Once compressed, a logical block usually requires less than 4096 bytes of disk space. The compressed logical block is written to the disk and allocated only the number of contiguous fragments required for its storage. If a logical block does not compress, then it is written to disk in its uncompressed form and allocated 4096 bytes of contiguous fragments.
Since a program that writes a file does not expect an out-of-space (ENOSPC) condition to occur after a successful write (or successful store for mapped files), it is necessary to guarantee that space be available when logical blocks are written to the disk. This is accomplished by allocating 4096 bytes to a logical block when it is first modified so that there will be disk space available even if the block does not compress. If a 4096-byte allocation is not available, the system returns an ENOSPC or EDQUOT error condition even though there may be enough disk space to accommodate the compressed logical block. Premature reporting of an out-of-space condition is most likely when operating near disk quota limits or with a nearly full file system.

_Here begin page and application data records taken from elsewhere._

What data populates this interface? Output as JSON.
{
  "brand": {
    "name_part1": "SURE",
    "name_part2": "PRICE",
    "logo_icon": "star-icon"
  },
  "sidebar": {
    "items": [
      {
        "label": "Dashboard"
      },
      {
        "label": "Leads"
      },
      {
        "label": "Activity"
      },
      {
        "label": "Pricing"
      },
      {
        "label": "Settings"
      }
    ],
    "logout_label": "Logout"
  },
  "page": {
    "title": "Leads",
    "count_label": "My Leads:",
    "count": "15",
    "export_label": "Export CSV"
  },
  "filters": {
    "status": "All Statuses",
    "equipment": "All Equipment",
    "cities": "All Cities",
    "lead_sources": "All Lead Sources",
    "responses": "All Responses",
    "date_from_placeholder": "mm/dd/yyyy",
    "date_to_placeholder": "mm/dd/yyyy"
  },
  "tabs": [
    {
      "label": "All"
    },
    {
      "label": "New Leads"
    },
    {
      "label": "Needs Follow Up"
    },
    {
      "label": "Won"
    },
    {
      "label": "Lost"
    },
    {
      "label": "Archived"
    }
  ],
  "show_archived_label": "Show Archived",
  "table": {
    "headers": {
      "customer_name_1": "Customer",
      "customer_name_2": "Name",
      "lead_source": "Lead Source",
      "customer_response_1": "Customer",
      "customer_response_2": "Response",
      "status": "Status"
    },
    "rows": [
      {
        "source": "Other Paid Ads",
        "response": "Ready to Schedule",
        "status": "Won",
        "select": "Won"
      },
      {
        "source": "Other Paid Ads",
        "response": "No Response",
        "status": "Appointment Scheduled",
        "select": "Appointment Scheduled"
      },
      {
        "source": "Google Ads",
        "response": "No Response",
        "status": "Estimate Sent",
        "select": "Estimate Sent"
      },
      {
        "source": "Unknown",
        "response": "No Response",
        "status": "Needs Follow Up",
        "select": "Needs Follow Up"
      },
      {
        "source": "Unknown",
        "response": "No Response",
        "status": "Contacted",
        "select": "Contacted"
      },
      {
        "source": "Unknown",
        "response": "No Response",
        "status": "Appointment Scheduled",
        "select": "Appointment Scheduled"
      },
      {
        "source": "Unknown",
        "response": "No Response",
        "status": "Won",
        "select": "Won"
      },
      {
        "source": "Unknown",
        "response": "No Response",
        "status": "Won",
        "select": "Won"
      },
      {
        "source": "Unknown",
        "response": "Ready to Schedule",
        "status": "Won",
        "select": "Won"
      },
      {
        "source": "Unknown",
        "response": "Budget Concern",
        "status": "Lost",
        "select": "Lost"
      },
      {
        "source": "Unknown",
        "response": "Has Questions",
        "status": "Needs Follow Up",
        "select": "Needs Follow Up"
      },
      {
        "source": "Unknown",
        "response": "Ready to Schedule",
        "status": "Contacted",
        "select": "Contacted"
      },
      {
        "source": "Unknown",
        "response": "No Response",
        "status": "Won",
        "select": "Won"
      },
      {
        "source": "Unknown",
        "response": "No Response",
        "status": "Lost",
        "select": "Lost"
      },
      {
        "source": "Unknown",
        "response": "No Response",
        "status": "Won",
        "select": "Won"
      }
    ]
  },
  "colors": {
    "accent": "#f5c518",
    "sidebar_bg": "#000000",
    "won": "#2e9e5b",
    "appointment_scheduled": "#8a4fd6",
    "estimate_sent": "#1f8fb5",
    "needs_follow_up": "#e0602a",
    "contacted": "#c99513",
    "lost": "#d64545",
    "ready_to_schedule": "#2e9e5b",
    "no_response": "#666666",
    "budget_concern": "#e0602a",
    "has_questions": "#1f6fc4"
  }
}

In addition to incurring a premature out-of-space error, compressed file systems may exhibit the following behavior:
The crfs, mkfs, and lsfs commands have been extended for data compression. These commands as well as the System Management Interface Tool (SMIT) now contain options for specifying or identifying data compression.
The -q option of the lsfs command displays the current value for compression.
Previous versions of AIX are compatible with the current JFS. Disk image compatibility is maintained with previous versions of AIX, so that file systems can be mounted and accessed without requiring disk migration activities or losing file system performance.
While backup and restore sequences may be performed from compressed to noncompressed file systems or between compressed file systems with different fragment sizes, due to the enhanced disk utilization of compressed file systems, restore operations may fail due to a shortage of disk space. This is of particular interest for full file system backup and restore sequences and may even occur when the total file system size of the target file system is larger than that of the source file system.
The compression algorithm is an IBM version of LZ. In general, LZ algorithms compress data by representing the second and later occurrences of a given string with a pointer that identifies the location of the string's first occurrence and its length. At the beginning of the compression process, no strings have been identified, so at least the first byte of data must be represented as a "raw" character requiring 9-bits (0,byte). Once a given amount of data is compressed, say N bytes, then the compressor searches for the longest string in the N bytes that matches the string starting at the next unprocessed byte. If the longest match has length 0 or 1, the next byte is encoded as a "raw" character. Otherwise, the string is represented as a (pointer,length) pair and the number of bytes processed is incremented by length. Architecturally, IBM LZ supports values of N of 512, 1024, or 2048. IBM LZ specifies the encoding of (pointer,length) pairs and of raw characters. The pointer is a fixed-length field of size log2 N, while the length is encoded as a variable-length field.
Because data compression is an extension of fragment support, the performance costs associated with fragments also apply to data compression. Compressed file systems also affect performance in the following ways: